Below are some records. How many of their lines contain the string "name"? Answer with the number alone.

Data for this task:
*** Block opens ***

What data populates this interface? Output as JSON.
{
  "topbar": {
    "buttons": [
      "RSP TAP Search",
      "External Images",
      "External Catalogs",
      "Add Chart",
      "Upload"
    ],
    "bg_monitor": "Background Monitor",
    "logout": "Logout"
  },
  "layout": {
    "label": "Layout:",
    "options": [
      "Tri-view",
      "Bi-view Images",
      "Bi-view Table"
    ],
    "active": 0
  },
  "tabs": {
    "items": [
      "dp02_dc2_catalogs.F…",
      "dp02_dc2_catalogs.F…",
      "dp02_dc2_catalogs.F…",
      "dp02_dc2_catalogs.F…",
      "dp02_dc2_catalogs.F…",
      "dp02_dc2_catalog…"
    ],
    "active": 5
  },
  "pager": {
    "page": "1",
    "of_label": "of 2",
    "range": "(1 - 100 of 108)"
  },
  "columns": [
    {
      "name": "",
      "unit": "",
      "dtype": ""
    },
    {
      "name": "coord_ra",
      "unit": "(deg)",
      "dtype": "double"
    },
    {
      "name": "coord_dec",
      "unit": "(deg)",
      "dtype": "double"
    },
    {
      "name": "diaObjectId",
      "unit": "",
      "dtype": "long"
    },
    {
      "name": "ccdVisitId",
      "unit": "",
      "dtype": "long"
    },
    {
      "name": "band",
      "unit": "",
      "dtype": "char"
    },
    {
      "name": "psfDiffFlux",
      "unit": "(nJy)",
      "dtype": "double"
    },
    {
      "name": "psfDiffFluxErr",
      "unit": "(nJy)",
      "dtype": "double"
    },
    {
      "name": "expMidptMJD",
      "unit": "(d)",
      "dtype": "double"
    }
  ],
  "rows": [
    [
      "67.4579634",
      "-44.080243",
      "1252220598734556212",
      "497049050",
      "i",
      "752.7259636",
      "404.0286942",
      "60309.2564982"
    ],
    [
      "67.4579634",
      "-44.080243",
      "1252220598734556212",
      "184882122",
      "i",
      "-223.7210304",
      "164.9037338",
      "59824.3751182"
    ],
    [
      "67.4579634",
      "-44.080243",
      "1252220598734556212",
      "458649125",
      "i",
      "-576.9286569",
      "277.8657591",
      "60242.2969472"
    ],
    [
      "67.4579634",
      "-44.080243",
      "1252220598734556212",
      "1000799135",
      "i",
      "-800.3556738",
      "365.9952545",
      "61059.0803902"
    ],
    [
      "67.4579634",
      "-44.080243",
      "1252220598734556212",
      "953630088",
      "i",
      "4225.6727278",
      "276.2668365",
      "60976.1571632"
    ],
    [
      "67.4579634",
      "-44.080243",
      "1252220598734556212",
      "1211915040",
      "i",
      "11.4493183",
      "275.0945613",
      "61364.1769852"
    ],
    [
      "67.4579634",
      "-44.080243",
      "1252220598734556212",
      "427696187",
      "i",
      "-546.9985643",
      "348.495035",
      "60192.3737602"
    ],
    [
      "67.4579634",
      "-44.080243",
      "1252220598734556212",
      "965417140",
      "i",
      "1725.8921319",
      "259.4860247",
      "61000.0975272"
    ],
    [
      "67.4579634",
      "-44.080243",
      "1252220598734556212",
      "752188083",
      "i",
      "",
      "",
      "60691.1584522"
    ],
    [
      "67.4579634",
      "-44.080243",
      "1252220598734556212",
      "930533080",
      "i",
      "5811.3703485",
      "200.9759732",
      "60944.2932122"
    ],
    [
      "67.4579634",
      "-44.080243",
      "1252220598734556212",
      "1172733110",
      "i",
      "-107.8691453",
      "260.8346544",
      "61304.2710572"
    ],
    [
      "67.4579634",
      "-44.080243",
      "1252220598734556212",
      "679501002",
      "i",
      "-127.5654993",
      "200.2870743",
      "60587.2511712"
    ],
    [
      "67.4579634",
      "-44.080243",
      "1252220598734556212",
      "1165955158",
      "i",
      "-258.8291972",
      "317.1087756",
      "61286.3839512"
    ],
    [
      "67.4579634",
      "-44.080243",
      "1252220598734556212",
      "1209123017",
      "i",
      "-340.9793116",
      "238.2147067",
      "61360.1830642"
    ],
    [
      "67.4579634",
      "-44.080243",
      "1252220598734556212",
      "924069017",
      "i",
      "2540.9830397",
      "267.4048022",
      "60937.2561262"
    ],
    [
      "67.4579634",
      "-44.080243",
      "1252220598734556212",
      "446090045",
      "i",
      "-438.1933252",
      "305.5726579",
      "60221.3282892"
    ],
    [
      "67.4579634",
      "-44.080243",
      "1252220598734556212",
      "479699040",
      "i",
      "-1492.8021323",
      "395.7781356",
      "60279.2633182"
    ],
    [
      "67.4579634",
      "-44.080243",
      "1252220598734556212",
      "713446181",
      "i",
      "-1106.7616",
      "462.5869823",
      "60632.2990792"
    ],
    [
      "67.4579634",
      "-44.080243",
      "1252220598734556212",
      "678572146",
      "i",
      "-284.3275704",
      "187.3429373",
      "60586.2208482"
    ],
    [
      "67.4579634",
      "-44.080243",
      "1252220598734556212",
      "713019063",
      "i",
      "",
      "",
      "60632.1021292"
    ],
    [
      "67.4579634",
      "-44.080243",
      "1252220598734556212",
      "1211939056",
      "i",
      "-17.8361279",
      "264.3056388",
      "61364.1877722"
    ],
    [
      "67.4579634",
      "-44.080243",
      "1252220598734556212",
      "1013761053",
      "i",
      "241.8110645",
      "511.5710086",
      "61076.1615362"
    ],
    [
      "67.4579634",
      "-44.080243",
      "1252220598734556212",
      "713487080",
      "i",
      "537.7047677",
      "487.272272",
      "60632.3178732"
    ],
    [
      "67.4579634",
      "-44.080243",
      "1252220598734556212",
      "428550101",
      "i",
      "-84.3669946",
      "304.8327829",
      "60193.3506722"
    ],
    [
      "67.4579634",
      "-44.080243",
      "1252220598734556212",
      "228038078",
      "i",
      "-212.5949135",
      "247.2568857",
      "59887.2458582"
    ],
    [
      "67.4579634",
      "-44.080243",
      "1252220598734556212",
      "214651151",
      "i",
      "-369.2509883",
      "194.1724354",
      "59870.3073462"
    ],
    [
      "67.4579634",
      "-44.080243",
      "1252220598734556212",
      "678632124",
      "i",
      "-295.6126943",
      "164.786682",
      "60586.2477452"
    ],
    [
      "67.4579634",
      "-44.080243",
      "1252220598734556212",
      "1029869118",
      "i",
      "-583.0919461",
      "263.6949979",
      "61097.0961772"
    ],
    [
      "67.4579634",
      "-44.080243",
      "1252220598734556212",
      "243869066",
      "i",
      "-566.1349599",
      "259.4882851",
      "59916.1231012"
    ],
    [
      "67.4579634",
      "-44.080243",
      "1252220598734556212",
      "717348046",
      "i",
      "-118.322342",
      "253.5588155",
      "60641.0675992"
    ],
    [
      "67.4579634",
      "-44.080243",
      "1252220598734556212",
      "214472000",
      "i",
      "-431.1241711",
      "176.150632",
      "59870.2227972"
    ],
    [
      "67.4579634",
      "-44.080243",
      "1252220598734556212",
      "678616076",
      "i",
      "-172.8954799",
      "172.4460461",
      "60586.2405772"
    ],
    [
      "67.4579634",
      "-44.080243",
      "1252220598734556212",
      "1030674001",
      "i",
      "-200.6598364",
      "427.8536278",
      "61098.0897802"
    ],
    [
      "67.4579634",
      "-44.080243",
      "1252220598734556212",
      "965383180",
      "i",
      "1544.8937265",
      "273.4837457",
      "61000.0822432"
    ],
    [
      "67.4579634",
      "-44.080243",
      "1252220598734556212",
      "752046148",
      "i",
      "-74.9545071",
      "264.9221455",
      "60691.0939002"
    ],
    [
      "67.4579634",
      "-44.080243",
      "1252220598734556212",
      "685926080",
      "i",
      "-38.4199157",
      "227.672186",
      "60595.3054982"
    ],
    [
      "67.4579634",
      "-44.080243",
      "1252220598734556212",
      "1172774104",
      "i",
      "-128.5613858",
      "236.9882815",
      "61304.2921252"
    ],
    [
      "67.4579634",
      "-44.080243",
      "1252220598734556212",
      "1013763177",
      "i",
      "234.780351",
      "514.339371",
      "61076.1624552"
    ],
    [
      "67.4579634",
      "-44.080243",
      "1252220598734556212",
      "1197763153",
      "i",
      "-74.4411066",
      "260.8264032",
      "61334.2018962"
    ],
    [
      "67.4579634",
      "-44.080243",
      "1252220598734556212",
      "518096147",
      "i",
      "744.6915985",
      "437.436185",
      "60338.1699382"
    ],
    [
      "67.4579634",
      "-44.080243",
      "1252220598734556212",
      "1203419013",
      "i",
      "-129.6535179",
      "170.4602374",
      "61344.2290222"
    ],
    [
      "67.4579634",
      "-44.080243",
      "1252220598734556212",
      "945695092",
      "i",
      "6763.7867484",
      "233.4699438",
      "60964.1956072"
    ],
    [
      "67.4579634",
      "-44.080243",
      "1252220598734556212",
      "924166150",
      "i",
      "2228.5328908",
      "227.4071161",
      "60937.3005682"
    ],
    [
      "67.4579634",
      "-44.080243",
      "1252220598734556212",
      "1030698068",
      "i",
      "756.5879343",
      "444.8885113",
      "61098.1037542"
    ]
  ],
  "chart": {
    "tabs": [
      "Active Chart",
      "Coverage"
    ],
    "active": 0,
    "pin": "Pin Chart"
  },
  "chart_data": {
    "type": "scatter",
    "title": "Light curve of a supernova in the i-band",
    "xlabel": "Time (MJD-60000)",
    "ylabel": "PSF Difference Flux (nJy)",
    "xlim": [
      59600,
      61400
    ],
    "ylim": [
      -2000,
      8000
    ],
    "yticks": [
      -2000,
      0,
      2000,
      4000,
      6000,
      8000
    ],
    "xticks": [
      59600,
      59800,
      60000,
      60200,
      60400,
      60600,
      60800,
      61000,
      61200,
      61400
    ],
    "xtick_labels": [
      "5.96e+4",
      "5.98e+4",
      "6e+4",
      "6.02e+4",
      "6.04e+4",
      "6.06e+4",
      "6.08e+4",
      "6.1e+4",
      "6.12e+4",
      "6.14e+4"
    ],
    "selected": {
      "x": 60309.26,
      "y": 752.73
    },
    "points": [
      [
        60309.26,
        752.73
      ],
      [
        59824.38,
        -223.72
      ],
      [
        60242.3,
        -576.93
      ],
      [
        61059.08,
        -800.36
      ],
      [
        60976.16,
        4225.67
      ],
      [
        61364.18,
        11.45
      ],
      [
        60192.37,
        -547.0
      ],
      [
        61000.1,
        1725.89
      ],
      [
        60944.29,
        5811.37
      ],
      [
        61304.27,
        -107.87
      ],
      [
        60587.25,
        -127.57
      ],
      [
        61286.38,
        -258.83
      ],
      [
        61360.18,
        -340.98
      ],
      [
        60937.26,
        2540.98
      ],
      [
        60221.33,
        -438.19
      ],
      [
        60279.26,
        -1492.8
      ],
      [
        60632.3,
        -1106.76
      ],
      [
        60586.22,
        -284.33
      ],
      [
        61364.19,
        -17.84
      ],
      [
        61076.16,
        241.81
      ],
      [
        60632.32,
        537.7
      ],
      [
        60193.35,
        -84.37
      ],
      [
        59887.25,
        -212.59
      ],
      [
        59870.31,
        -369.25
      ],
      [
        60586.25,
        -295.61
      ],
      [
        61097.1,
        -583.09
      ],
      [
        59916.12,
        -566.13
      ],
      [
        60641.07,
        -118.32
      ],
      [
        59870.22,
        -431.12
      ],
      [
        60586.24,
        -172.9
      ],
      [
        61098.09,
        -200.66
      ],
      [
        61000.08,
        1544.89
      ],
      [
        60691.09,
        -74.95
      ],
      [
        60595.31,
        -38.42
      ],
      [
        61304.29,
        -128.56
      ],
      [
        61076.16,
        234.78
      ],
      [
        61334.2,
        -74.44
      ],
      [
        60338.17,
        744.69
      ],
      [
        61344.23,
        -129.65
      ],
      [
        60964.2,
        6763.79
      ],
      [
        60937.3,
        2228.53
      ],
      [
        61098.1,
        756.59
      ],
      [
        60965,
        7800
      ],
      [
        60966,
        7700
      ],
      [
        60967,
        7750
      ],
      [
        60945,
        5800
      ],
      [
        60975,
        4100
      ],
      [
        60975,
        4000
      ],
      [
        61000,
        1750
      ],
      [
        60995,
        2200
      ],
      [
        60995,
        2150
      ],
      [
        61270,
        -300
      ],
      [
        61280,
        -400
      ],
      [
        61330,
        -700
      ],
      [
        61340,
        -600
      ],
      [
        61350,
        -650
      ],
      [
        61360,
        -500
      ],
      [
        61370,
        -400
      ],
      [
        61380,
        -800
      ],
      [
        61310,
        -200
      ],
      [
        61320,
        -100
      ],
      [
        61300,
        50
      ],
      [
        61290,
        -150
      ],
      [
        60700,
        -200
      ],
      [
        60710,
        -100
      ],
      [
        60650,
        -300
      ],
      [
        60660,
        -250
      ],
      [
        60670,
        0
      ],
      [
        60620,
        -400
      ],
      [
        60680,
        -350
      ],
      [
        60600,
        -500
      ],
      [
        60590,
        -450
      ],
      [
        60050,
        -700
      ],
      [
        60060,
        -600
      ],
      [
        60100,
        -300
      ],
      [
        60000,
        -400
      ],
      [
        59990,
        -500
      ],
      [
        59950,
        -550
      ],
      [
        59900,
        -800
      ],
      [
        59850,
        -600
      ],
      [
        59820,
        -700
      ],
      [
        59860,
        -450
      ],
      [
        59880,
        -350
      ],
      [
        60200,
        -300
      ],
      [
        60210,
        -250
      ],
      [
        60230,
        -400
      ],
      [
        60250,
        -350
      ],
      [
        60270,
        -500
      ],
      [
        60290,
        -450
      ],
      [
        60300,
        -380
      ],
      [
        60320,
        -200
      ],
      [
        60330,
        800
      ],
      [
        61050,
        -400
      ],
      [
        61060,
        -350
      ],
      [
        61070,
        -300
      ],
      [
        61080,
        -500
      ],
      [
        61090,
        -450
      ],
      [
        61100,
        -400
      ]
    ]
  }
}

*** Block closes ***

Output for this task:
9